- _EXERCISE DESCRIPTION_: An exact copy of all records is expected, minus the images.

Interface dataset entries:
[Start of section]

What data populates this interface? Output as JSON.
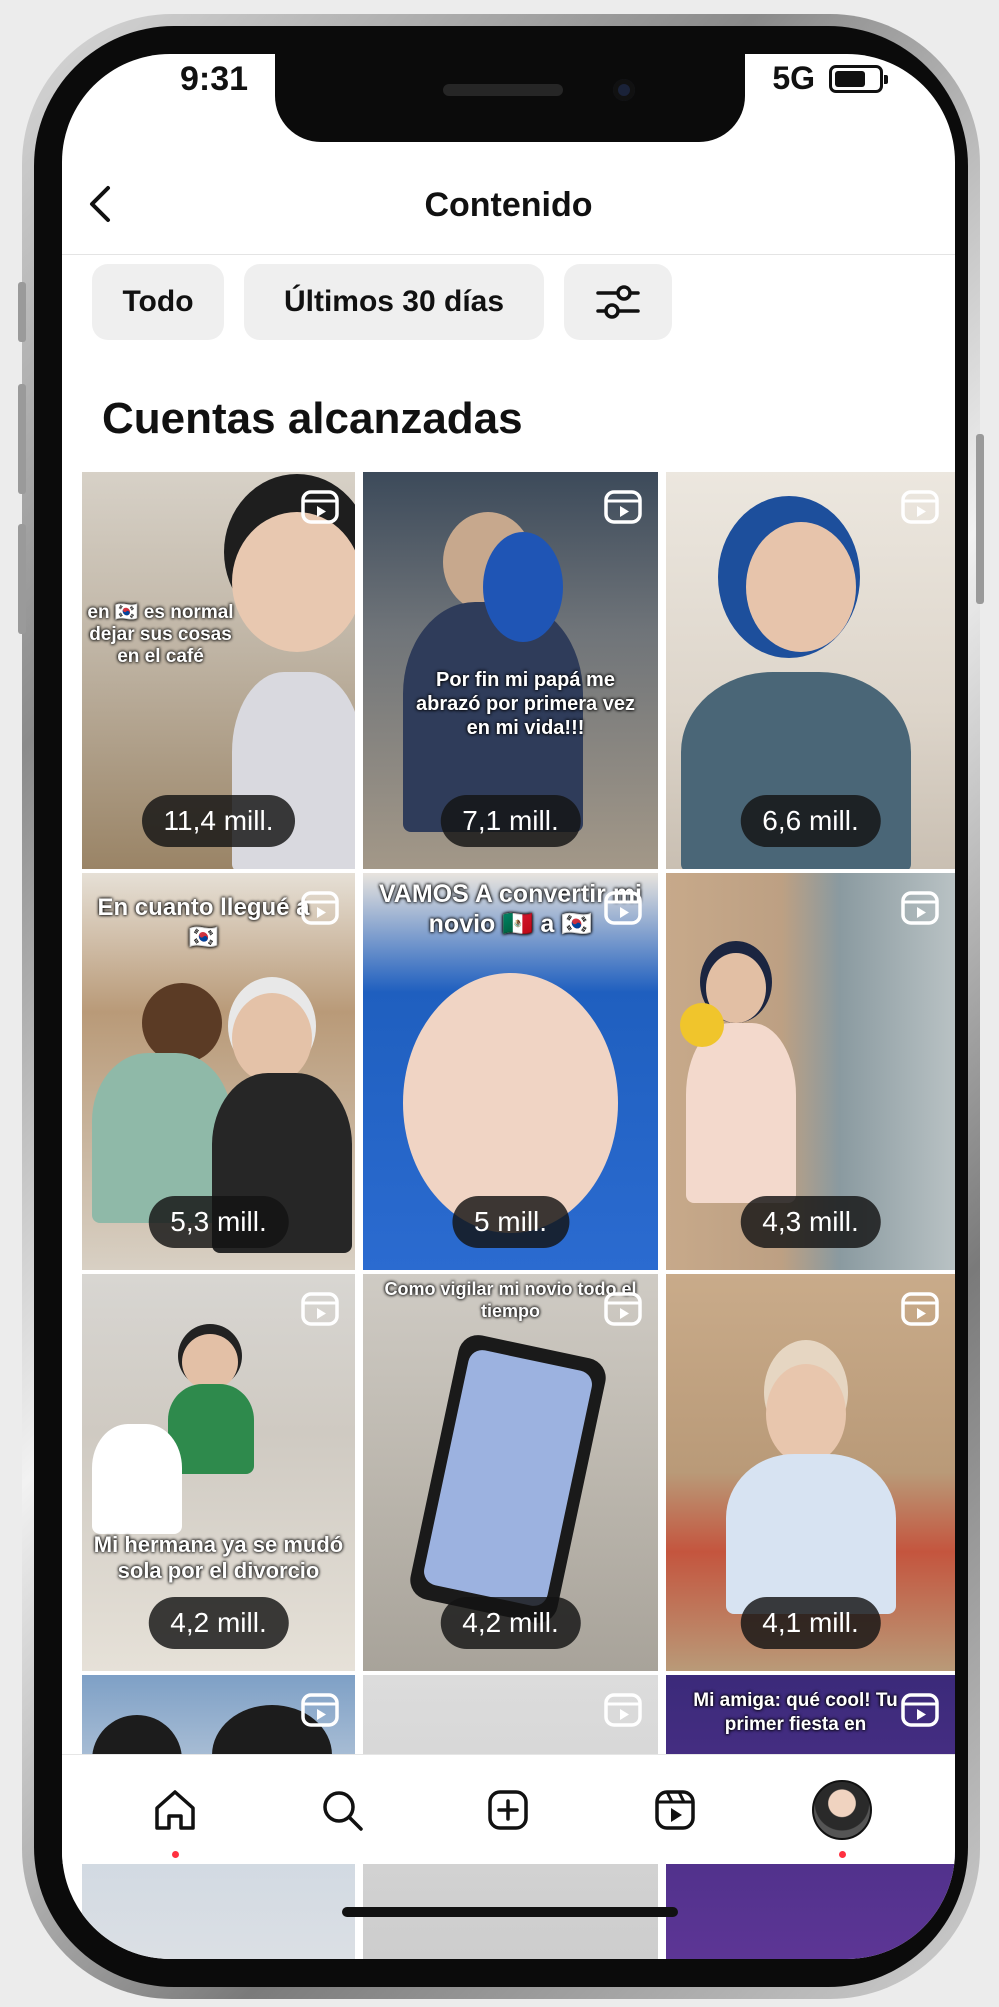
{
  "status_bar": {
    "time": "9:31",
    "network": "5G"
  },
  "header": {
    "title": "Contenido"
  },
  "filters": {
    "all": "Todo",
    "period": "Últimos 30 días"
  },
  "section": {
    "title": "Cuentas alcanzadas"
  },
  "tiles": [
    {
      "count": "11,4 mill.",
      "caption": "en 🇰🇷 es normal dejar sus cosas en el café"
    },
    {
      "count": "7,1 mill.",
      "caption": "Por fin mi papá me abrazó por primera vez en mi vida!!!"
    },
    {
      "count": "6,6 mill.",
      "caption": ""
    },
    {
      "count": "5,3 mill.",
      "caption": "En cuanto llegué a 🇰🇷"
    },
    {
      "count": "5 mill.",
      "caption": "VAMOS A convertir mi novio 🇲🇽 a 🇰🇷"
    },
    {
      "count": "4,3 mill.",
      "caption": ""
    },
    {
      "count": "4,2 mill.",
      "caption": "Mi hermana ya se mudó sola por el divorcio"
    },
    {
      "count": "4,2 mill.",
      "caption": "Como vigilar mi novio todo el tiempo"
    },
    {
      "count": "4,1 mill.",
      "caption": ""
    },
    {
      "count": "",
      "caption": ""
    },
    {
      "count": "",
      "caption": ""
    },
    {
      "count": "",
      "caption": "Mi amiga: qué cool! Tu primer fiesta en"
    }
  ],
  "tab_bar": [
    "home-icon",
    "search-icon",
    "create-icon",
    "reels-icon",
    "profile-avatar"
  ]
}
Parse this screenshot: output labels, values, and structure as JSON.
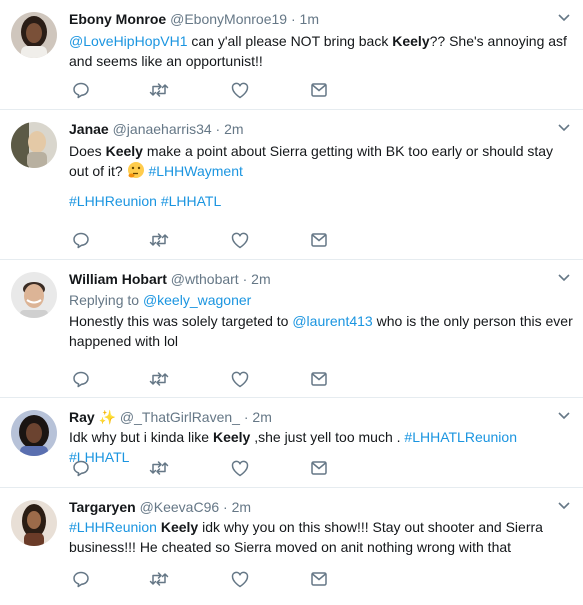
{
  "tweets": [
    {
      "name": "Ebony Monroe",
      "handle": "@EbonyMonroe19",
      "dot": "·",
      "time": "1m",
      "avatar": "avatar-woman-icon",
      "text": {
        "mention": "@LoveHipHopVH1",
        "t1": " can y'all please NOT bring back ",
        "keyword": "Keely",
        "t2": "?? She's annoying asf",
        "line2": "and seems like an opportunist!!"
      }
    },
    {
      "name": "Janae",
      "handle": "@janaeharris34",
      "dot": "·",
      "time": "2m",
      "avatar": "avatar-woman-icon",
      "text": {
        "t0": "Does ",
        "keyword": "Keely",
        "t1": " make a point about Sierra getting with BK too early or should stay",
        "line2a": "out of it? ",
        "emoji": "thinking-face",
        "line2tag": "#LHHWayment",
        "tag1": "#LHHReunion",
        "tag2": "#LHHATL"
      }
    },
    {
      "name": "William Hobart",
      "handle": "@wthobart",
      "dot": "·",
      "time": "2m",
      "avatar": "avatar-man-icon",
      "reply_prefix": "Replying to ",
      "reply_to": "@keely_wagoner",
      "text": {
        "t0": "Honestly this was solely targeted to ",
        "mention": "@laurent413",
        "t1": " who is the only person this ever",
        "line2": "happened with lol"
      }
    },
    {
      "name": "Ray",
      "spark": "✨",
      "handle": "@_ThatGirlRaven_",
      "dot": "·",
      "time": "2m",
      "avatar": "avatar-woman-icon",
      "text": {
        "t0": "Idk why but i kinda like ",
        "keyword": "Keely",
        "t1": " ,she just yell too much . ",
        "tag1": "#LHHATLReunion",
        "tag2": "#LHHATL"
      }
    },
    {
      "name": "Targaryen",
      "handle": "@KeevaC96",
      "dot": "·",
      "time": "2m",
      "avatar": "avatar-woman-icon",
      "text": {
        "tag": "#LHHReunion",
        "keyword": "Keely",
        "t1": " idk why you on this show!!! Stay out shooter and Sierra",
        "line2": "business!!! He cheated so Sierra moved on anit nothing wrong with that"
      }
    }
  ],
  "colors": {
    "link": "#1b95e0",
    "muted": "#657786",
    "text": "#14171a",
    "divider": "#e6ecf0"
  }
}
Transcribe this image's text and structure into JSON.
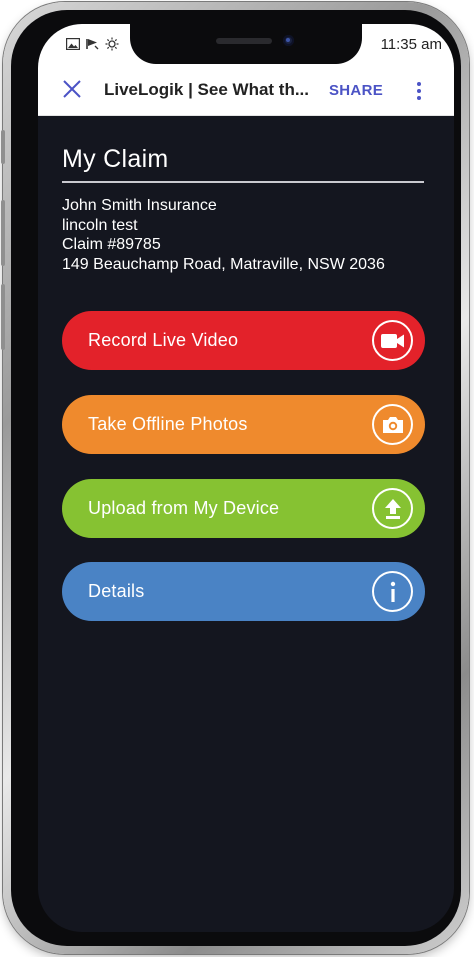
{
  "status_bar": {
    "time": "11:35 am",
    "icons": [
      "image-icon",
      "flag-icon",
      "brightness-icon"
    ]
  },
  "app_bar": {
    "close_icon": "close-icon",
    "title": "LiveLogik | See What th...",
    "share_label": "SHARE",
    "more_icon": "more-vert-icon"
  },
  "claim": {
    "title": "My Claim",
    "insurer": "John Smith Insurance",
    "name": "lincoln test",
    "claim_number": "Claim #89785",
    "address": "149 Beauchamp Road, Matraville, NSW 2036"
  },
  "actions": [
    {
      "label": "Record Live Video",
      "icon": "video-camera-icon",
      "color": "#e3222a"
    },
    {
      "label": "Take Offline Photos",
      "icon": "camera-icon",
      "color": "#ef8a2d"
    },
    {
      "label": "Upload from My Device",
      "icon": "upload-icon",
      "color": "#86c232"
    },
    {
      "label": "Details",
      "icon": "info-icon",
      "color": "#4a83c5"
    }
  ],
  "colors": {
    "background": "#14161f",
    "accent": "#4b53c5"
  }
}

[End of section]

- _REPLY_:
What data populates this interface? Output as JSON.
{
  "status_bar": {
    "time": "9:31",
    "network": "5G"
  },
  "header": {
    "title": "Contenido"
  },
  "filters": {
    "all": "Todo",
    "period": "Últimos 30 días"
  },
  "section": {
    "title": "Cuentas alcanzadas"
  },
  "tiles": [
    {
      "count": "11,4 mill.",
      "caption": "en 🇰🇷 es normal dejar sus cosas en el café"
    },
    {
      "count": "7,1 mill.",
      "caption": "Por fin mi papá me abrazó por primera vez en mi vida!!!"
    },
    {
      "count": "6,6 mill.",
      "caption": ""
    },
    {
      "count": "5,3 mill.",
      "caption": "En cuanto llegué a 🇰🇷"
    },
    {
      "count": "5 mill.",
      "caption": "VAMOS A convertir mi novio 🇲🇽 a 🇰🇷"
    },
    {
      "count": "4,3 mill.",
      "caption": ""
    },
    {
      "count": "4,2 mill.",
      "caption": "Mi hermana ya se mudó sola por el divorcio"
    },
    {
      "count": "4,2 mill.",
      "caption": "Como vigilar mi novio todo el tiempo"
    },
    {
      "count": "4,1 mill.",
      "caption": ""
    },
    {
      "count": "",
      "caption": ""
    },
    {
      "count": "",
      "caption": ""
    },
    {
      "count": "",
      "caption": "Mi amiga: qué cool! Tu primer fiesta en"
    }
  ],
  "tab_bar": [
    "home-icon",
    "search-icon",
    "create-icon",
    "reels-icon",
    "profile-avatar"
  ]
}
Parse this screenshot: output labels, values, and structure as JSON.
{
  "tweets": [
    {
      "name": "Ebony Monroe",
      "handle": "@EbonyMonroe19",
      "dot": "·",
      "time": "1m",
      "avatar": "avatar-woman-icon",
      "text": {
        "mention": "@LoveHipHopVH1",
        "t1": " can y'all please NOT bring back ",
        "keyword": "Keely",
        "t2": "?? She's annoying asf",
        "line2": "and seems like an opportunist!!"
      }
    },
    {
      "name": "Janae",
      "handle": "@janaeharris34",
      "dot": "·",
      "time": "2m",
      "avatar": "avatar-woman-icon",
      "text": {
        "t0": "Does ",
        "keyword": "Keely",
        "t1": " make a point about Sierra getting with BK too early or should stay",
        "line2a": "out of it? ",
        "emoji": "thinking-face",
        "line2tag": "#LHHWayment",
        "tag1": "#LHHReunion",
        "tag2": "#LHHATL"
      }
    },
    {
      "name": "William Hobart",
      "handle": "@wthobart",
      "dot": "·",
      "time": "2m",
      "avatar": "avatar-man-icon",
      "reply_prefix": "Replying to ",
      "reply_to": "@keely_wagoner",
      "text": {
        "t0": "Honestly this was solely targeted to ",
        "mention": "@laurent413",
        "t1": " who is the only person this ever",
        "line2": "happened with lol"
      }
    },
    {
      "name": "Ray",
      "spark": "✨",
      "handle": "@_ThatGirlRaven_",
      "dot": "·",
      "time": "2m",
      "avatar": "avatar-woman-icon",
      "text": {
        "t0": "Idk why but i kinda like ",
        "keyword": "Keely",
        "t1": " ,she just yell too much . ",
        "tag1": "#LHHATLReunion",
        "tag2": "#LHHATL"
      }
    },
    {
      "name": "Targaryen",
      "handle": "@KeevaC96",
      "dot": "·",
      "time": "2m",
      "avatar": "avatar-woman-icon",
      "text": {
        "tag": "#LHHReunion",
        "keyword": "Keely",
        "t1": " idk why you on this show!!! Stay out shooter and Sierra",
        "line2": "business!!! He cheated so Sierra moved on anit nothing wrong with that"
      }
    }
  ],
  "colors": {
    "link": "#1b95e0",
    "muted": "#657786",
    "text": "#14171a",
    "divider": "#e6ecf0"
  }
}
Transcribe this image's text and structure into JSON.
{
  "status_bar": {
    "time": "11:35 am",
    "icons": [
      "image-icon",
      "flag-icon",
      "brightness-icon"
    ]
  },
  "app_bar": {
    "close_icon": "close-icon",
    "title": "LiveLogik | See What th...",
    "share_label": "SHARE",
    "more_icon": "more-vert-icon"
  },
  "claim": {
    "title": "My Claim",
    "insurer": "John Smith Insurance",
    "name": "lincoln test",
    "claim_number": "Claim #89785",
    "address": "149 Beauchamp Road, Matraville, NSW 2036"
  },
  "actions": [
    {
      "label": "Record Live Video",
      "icon": "video-camera-icon",
      "color": "#e3222a"
    },
    {
      "label": "Take Offline Photos",
      "icon": "camera-icon",
      "color": "#ef8a2d"
    },
    {
      "label": "Upload from My Device",
      "icon": "upload-icon",
      "color": "#86c232"
    },
    {
      "label": "Details",
      "icon": "info-icon",
      "color": "#4a83c5"
    }
  ],
  "colors": {
    "background": "#14161f",
    "accent": "#4b53c5"
  }
}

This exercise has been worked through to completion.